> [Problem statement]
Would you return all of this data exactly, leaving nothing out?

=== Extracted records ===

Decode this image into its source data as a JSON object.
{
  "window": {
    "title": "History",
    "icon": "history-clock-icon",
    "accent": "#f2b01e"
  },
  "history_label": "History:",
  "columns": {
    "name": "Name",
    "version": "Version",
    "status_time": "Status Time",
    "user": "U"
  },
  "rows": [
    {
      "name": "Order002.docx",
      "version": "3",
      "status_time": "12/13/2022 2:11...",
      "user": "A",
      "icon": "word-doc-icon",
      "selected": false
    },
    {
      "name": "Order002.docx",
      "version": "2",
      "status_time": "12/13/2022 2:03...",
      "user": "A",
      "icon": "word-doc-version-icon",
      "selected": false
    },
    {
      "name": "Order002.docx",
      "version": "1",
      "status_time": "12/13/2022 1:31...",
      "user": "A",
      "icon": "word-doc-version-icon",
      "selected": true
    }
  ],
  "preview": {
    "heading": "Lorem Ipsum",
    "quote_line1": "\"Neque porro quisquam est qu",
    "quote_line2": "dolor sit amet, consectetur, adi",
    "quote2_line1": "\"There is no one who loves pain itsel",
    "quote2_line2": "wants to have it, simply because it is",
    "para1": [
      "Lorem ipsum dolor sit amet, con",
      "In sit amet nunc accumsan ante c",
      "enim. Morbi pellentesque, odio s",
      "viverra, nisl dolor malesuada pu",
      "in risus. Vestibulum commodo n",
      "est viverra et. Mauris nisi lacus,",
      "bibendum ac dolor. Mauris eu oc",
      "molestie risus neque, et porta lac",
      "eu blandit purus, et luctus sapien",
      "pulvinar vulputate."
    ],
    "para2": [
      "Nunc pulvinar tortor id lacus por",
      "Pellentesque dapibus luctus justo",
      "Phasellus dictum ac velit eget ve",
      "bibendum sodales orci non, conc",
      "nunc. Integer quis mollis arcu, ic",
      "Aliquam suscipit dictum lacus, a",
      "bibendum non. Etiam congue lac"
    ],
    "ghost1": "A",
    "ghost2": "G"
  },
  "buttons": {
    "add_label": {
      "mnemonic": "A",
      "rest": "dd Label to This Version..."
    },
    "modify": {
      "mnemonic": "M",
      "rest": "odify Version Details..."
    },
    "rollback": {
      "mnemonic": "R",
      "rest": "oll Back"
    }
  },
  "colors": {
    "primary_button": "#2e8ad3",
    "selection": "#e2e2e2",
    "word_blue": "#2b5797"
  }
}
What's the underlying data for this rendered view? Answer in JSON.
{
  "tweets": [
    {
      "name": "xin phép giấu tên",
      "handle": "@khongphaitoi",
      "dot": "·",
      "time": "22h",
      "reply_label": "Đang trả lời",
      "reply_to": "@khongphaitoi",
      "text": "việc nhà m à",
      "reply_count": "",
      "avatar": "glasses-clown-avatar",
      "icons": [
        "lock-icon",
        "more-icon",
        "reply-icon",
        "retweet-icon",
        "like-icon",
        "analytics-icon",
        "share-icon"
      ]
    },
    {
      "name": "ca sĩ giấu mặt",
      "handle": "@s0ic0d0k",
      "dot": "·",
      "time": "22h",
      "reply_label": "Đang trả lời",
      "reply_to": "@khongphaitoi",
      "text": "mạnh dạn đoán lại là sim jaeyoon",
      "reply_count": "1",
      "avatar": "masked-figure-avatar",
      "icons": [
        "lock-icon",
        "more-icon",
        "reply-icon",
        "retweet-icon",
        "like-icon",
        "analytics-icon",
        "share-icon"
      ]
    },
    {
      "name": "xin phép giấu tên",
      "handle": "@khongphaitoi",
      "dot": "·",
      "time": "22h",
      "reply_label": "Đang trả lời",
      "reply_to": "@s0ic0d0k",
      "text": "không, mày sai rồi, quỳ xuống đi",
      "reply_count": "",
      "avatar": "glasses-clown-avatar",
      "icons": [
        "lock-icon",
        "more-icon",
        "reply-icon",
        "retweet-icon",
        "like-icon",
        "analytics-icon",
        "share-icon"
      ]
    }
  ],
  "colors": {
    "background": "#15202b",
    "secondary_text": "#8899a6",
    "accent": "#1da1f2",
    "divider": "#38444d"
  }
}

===

> [Response box]
Decode this image into its source data as a JSON object.
{
  "window": {
    "title": "History",
    "icon": "history-clock-icon",
    "accent": "#f2b01e"
  },
  "history_label": "History:",
  "columns": {
    "name": "Name",
    "version": "Version",
    "status_time": "Status Time",
    "user": "U"
  },
  "rows": [
    {
      "name": "Order002.docx",
      "version": "3",
      "status_time": "12/13/2022 2:11...",
      "user": "A",
      "icon": "word-doc-icon",
      "selected": false
    },
    {
      "name": "Order002.docx",
      "version": "2",
      "status_time": "12/13/2022 2:03...",
      "user": "A",
      "icon": "word-doc-version-icon",
      "selected": false
    },
    {
      "name": "Order002.docx",
      "version": "1",
      "status_time": "12/13/2022 1:31...",
      "user": "A",
      "icon": "word-doc-version-icon",
      "selected": true
    }
  ],
  "preview": {
    "heading": "Lorem Ipsum",
    "quote_line1": "\"Neque porro quisquam est qu",
    "quote_line2": "dolor sit amet, consectetur, adi",
    "quote2_line1": "\"There is no one who loves pain itsel",
    "quote2_line2": "wants to have it, simply because it is",
    "para1": [
      "Lorem ipsum dolor sit amet, con",
      "In sit amet nunc accumsan ante c",
      "enim. Morbi pellentesque, odio s",
      "viverra, nisl dolor malesuada pu",
      "in risus. Vestibulum commodo n",
      "est viverra et. Mauris nisi lacus,",
      "bibendum ac dolor. Mauris eu oc",
      "molestie risus neque, et porta lac",
      "eu blandit purus, et luctus sapien",
      "pulvinar vulputate."
    ],
    "para2": [
      "Nunc pulvinar tortor id lacus por",
      "Pellentesque dapibus luctus justo",
      "Phasellus dictum ac velit eget ve",
      "bibendum sodales orci non, conc",
      "nunc. Integer quis mollis arcu, ic",
      "Aliquam suscipit dictum lacus, a",
      "bibendum non. Etiam congue lac"
    ],
    "ghost1": "A",
    "ghost2": "G"
  },
  "buttons": {
    "add_label": {
      "mnemonic": "A",
      "rest": "dd Label to This Version..."
    },
    "modify": {
      "mnemonic": "M",
      "rest": "odify Version Details..."
    },
    "rollback": {
      "mnemonic": "R",
      "rest": "oll Back"
    }
  },
  "colors": {
    "primary_button": "#2e8ad3",
    "selection": "#e2e2e2",
    "word_blue": "#2b5797"
  }
}
What's the underlying data for this rendered view? Answer in JSON.
{
  "tweets": [
    {
      "name": "xin phép giấu tên",
      "handle": "@khongphaitoi",
      "dot": "·",
      "time": "22h",
      "reply_label": "Đang trả lời",
      "reply_to": "@khongphaitoi",
      "text": "việc nhà m à",
      "reply_count": "",
      "avatar": "glasses-clown-avatar",
      "icons": [
        "lock-icon",
        "more-icon",
        "reply-icon",
        "retweet-icon",
        "like-icon",
        "analytics-icon",
        "share-icon"
      ]
    },
    {
      "name": "ca sĩ giấu mặt",
      "handle": "@s0ic0d0k",
      "dot": "·",
      "time": "22h",
      "reply_label": "Đang trả lời",
      "reply_to": "@khongphaitoi",
      "text": "mạnh dạn đoán lại là sim jaeyoon",
      "reply_count": "1",
      "avatar": "masked-figure-avatar",
      "icons": [
        "lock-icon",
        "more-icon",
        "reply-icon",
        "retweet-icon",
        "like-icon",
        "analytics-icon",
        "share-icon"
      ]
    },
    {
      "name": "xin phép giấu tên",
      "handle": "@khongphaitoi",
      "dot": "·",
      "time": "22h",
      "reply_label": "Đang trả lời",
      "reply_to": "@s0ic0d0k",
      "text": "không, mày sai rồi, quỳ xuống đi",
      "reply_count": "",
      "avatar": "glasses-clown-avatar",
      "icons": [
        "lock-icon",
        "more-icon",
        "reply-icon",
        "retweet-icon",
        "like-icon",
        "analytics-icon",
        "share-icon"
      ]
    }
  ],
  "colors": {
    "background": "#15202b",
    "secondary_text": "#8899a6",
    "accent": "#1da1f2",
    "divider": "#38444d"
  }
}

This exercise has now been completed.